- [YOUR TASK]:
Gather every line of the entries that includes the word "ffffff".

GIVEN DATA Start Marker

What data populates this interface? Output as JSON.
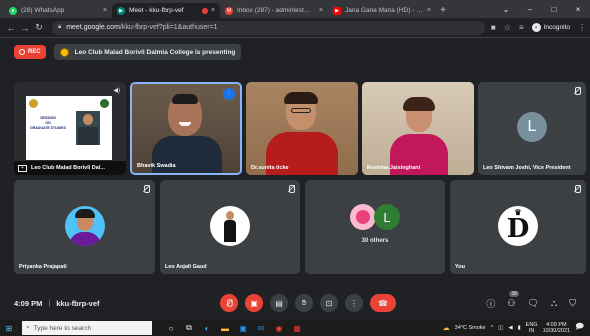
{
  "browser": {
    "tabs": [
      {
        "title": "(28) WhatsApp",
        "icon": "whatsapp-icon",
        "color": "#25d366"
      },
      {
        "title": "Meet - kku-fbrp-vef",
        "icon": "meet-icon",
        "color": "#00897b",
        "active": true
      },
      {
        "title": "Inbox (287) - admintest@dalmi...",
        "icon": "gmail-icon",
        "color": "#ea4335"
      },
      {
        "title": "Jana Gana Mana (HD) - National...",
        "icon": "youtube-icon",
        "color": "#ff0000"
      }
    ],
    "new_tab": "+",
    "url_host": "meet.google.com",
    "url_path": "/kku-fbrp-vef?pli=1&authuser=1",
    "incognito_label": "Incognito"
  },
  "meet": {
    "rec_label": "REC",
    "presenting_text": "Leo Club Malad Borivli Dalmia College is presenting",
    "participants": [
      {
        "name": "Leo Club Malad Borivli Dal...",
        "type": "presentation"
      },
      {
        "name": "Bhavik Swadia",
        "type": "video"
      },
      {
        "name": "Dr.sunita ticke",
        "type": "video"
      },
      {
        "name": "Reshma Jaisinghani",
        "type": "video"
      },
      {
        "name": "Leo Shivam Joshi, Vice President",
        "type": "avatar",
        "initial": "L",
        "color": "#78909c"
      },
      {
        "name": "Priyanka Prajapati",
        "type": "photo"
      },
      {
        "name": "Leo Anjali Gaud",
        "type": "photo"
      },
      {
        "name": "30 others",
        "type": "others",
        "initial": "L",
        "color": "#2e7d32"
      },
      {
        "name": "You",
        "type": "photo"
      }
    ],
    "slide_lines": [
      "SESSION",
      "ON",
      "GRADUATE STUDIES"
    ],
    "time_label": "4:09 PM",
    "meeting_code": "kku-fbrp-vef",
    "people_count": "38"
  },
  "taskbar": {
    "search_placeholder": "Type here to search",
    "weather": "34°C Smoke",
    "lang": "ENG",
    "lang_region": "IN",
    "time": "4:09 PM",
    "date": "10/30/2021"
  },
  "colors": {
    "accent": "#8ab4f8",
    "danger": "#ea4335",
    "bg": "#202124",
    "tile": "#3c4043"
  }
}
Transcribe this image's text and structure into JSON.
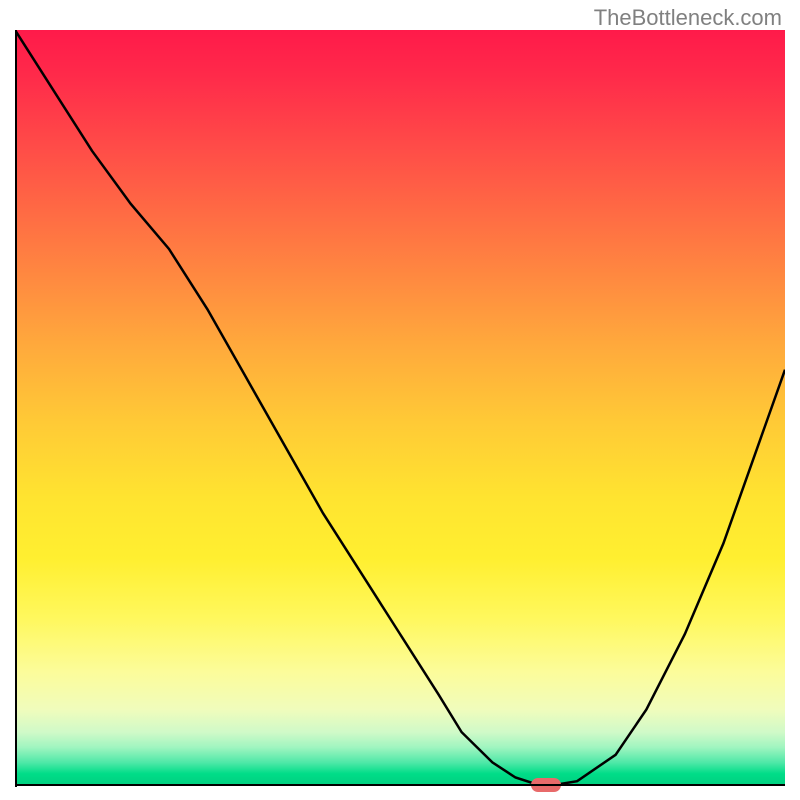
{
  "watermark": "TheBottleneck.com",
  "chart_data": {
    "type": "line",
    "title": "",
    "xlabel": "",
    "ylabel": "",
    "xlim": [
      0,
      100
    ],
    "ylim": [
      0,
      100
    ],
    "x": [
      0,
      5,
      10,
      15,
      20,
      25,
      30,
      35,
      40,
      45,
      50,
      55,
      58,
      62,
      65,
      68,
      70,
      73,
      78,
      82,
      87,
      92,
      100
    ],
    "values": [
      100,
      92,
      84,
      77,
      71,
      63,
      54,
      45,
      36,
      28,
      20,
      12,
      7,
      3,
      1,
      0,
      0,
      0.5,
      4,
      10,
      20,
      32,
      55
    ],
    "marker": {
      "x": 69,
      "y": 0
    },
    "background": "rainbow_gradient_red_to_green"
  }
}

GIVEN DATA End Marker
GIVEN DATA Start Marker

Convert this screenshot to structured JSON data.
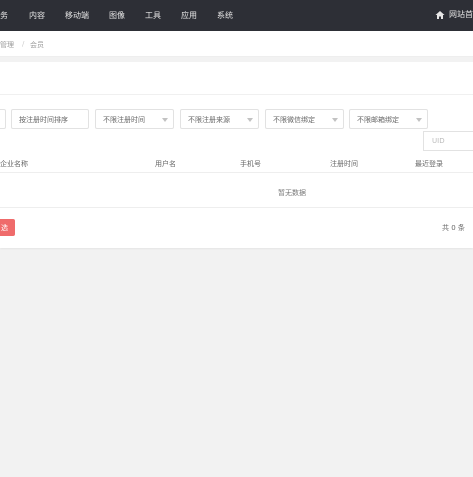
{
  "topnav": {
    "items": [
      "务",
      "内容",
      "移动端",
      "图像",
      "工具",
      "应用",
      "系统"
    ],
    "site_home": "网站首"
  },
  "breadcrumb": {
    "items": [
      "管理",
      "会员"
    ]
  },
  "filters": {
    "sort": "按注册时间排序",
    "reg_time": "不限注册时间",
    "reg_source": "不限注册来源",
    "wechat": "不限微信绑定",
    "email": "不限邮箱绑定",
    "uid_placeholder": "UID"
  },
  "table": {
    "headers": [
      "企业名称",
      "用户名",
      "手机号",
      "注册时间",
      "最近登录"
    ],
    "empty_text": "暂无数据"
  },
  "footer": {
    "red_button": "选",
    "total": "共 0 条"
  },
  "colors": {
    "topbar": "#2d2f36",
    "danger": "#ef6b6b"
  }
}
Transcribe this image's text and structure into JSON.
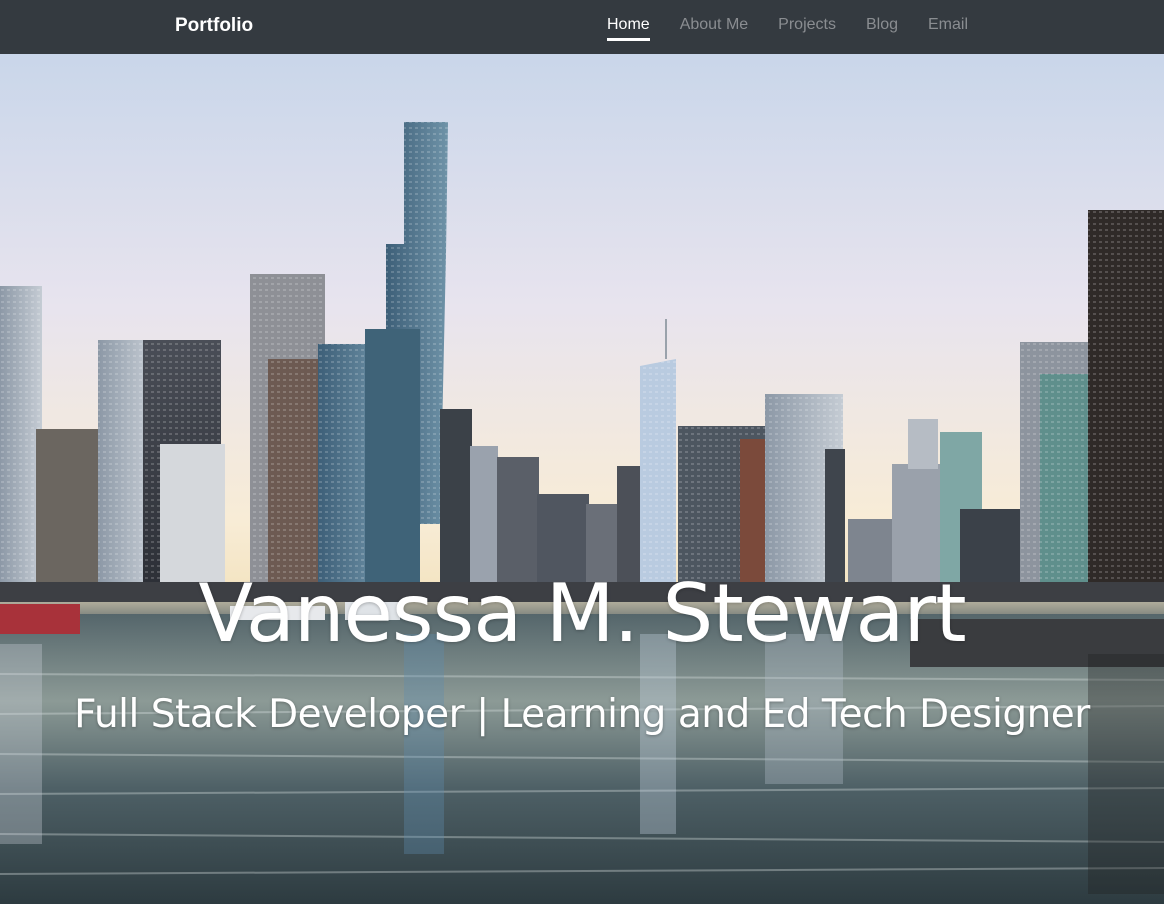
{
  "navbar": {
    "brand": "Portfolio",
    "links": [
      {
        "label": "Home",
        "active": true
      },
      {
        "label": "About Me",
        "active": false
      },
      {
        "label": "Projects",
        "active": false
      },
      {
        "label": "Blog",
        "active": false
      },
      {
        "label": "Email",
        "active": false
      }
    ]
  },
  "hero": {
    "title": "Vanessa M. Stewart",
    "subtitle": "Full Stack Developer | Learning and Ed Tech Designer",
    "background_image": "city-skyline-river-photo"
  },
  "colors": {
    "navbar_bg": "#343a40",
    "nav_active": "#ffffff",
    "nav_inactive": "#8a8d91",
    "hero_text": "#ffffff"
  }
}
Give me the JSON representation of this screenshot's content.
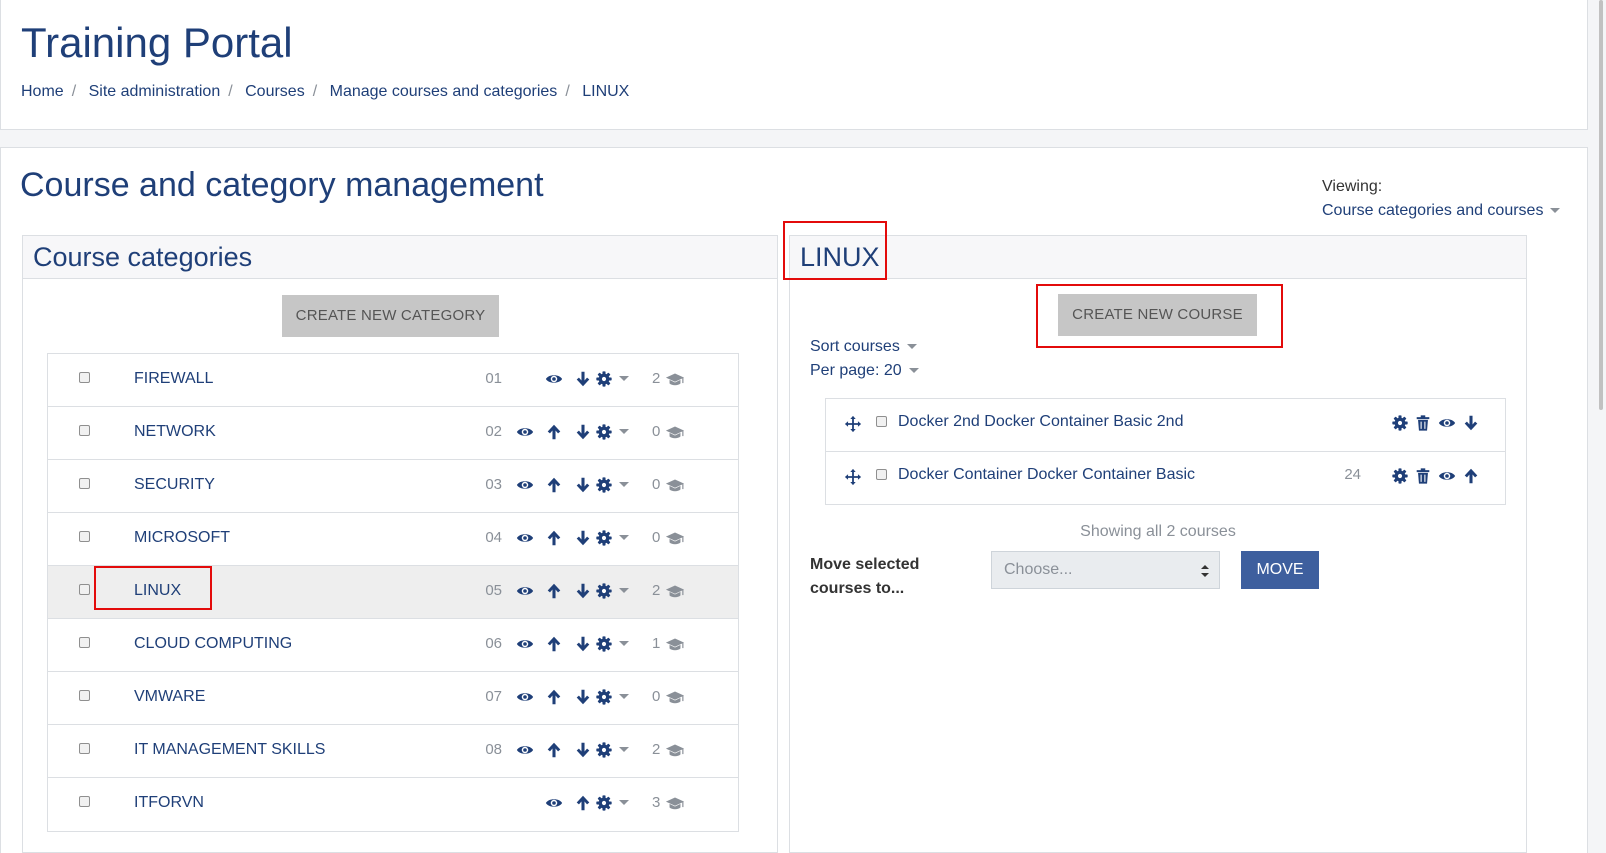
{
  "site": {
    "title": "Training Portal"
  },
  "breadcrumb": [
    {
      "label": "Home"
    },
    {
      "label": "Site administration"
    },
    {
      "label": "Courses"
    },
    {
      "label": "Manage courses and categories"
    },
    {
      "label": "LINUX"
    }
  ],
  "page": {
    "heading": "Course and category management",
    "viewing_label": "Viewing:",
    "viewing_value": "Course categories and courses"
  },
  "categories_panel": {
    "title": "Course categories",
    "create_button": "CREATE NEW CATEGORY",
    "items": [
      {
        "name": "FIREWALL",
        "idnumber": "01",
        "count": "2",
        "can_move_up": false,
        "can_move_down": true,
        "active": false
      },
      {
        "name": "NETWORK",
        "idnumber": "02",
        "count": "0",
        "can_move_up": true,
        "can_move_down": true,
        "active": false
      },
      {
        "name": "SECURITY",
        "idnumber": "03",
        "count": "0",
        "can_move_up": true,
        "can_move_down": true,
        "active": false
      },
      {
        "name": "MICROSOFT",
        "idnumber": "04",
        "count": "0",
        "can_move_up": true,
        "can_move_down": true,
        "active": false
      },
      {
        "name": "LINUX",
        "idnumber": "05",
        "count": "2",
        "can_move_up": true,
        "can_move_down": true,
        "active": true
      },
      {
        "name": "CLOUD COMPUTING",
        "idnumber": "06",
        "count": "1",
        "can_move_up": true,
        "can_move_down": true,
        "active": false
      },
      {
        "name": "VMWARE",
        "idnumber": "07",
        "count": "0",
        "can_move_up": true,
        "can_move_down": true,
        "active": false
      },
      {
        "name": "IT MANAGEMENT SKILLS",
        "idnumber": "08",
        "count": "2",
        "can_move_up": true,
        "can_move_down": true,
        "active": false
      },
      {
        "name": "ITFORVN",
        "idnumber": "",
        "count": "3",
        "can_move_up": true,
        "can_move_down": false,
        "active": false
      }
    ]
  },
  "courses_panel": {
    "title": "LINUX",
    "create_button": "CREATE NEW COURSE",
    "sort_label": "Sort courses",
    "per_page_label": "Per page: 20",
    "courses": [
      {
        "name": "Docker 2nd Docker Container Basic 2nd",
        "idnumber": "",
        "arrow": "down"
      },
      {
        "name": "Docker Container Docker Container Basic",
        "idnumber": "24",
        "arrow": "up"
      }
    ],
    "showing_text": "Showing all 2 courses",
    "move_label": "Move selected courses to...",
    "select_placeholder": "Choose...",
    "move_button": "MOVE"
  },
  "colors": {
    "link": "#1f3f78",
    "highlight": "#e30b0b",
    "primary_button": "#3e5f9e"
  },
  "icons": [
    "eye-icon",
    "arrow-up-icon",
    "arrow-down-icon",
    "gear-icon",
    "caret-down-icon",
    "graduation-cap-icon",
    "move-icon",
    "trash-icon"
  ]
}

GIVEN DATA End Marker
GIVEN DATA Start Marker

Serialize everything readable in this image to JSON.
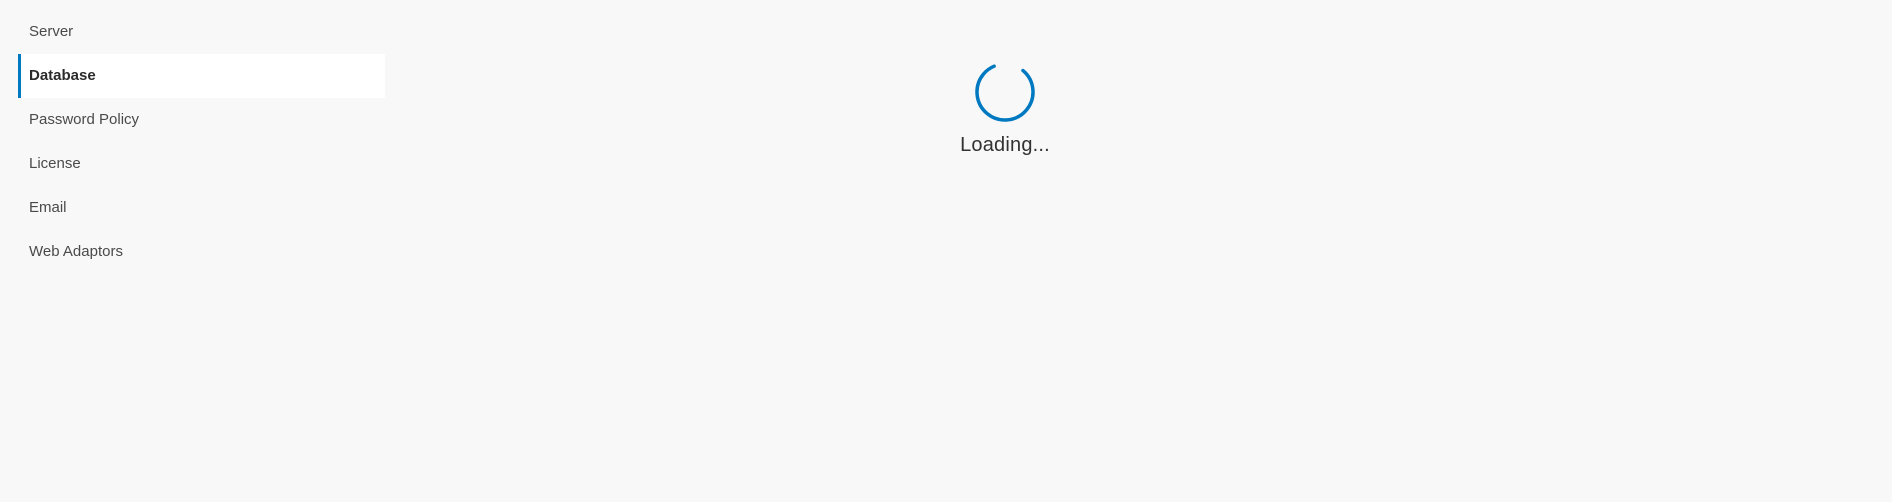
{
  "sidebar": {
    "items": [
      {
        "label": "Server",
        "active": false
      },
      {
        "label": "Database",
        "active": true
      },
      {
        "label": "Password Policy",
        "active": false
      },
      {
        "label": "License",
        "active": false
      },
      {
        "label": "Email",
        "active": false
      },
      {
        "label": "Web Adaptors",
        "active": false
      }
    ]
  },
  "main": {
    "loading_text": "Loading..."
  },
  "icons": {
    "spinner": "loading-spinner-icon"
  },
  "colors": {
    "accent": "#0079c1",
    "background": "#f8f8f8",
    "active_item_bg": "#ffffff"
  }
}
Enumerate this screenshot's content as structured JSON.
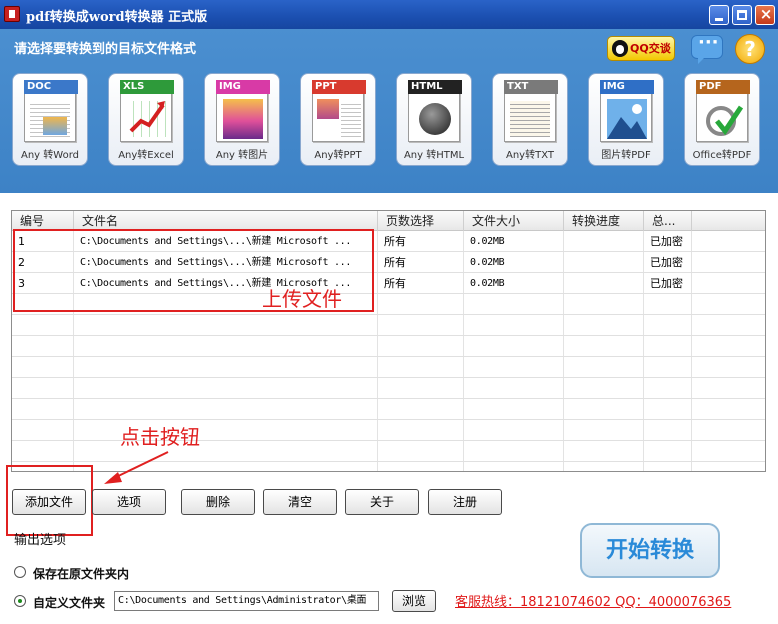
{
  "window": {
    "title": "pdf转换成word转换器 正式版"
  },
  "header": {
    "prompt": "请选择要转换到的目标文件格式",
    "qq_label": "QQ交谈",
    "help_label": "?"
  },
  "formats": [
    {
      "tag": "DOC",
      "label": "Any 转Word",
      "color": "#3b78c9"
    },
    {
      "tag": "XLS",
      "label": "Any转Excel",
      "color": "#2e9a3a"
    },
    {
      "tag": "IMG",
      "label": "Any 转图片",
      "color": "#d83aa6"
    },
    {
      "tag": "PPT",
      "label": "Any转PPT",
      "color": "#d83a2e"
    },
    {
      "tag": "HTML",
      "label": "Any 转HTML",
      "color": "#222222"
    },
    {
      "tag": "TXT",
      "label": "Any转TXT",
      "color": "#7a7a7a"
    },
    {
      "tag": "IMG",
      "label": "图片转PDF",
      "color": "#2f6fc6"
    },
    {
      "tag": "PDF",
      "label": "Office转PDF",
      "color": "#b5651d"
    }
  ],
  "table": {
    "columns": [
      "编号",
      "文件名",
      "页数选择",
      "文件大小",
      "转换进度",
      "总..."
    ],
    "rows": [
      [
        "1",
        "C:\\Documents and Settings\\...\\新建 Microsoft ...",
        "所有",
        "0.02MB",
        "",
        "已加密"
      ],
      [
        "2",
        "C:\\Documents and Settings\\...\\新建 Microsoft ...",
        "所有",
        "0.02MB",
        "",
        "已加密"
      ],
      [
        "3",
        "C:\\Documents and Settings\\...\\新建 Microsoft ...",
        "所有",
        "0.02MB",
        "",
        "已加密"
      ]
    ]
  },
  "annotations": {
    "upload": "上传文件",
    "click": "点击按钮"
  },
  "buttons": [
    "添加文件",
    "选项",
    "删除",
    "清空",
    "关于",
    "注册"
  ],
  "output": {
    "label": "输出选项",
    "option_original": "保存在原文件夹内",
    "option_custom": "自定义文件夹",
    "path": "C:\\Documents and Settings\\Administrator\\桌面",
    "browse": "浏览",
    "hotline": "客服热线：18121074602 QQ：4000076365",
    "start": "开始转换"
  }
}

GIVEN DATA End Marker

- [EXERCISE RESPONSE]:
    "nav_active": "#ffffff",
    "hero_text": "#ffffff"
    "active_item_bg": "#ffffff"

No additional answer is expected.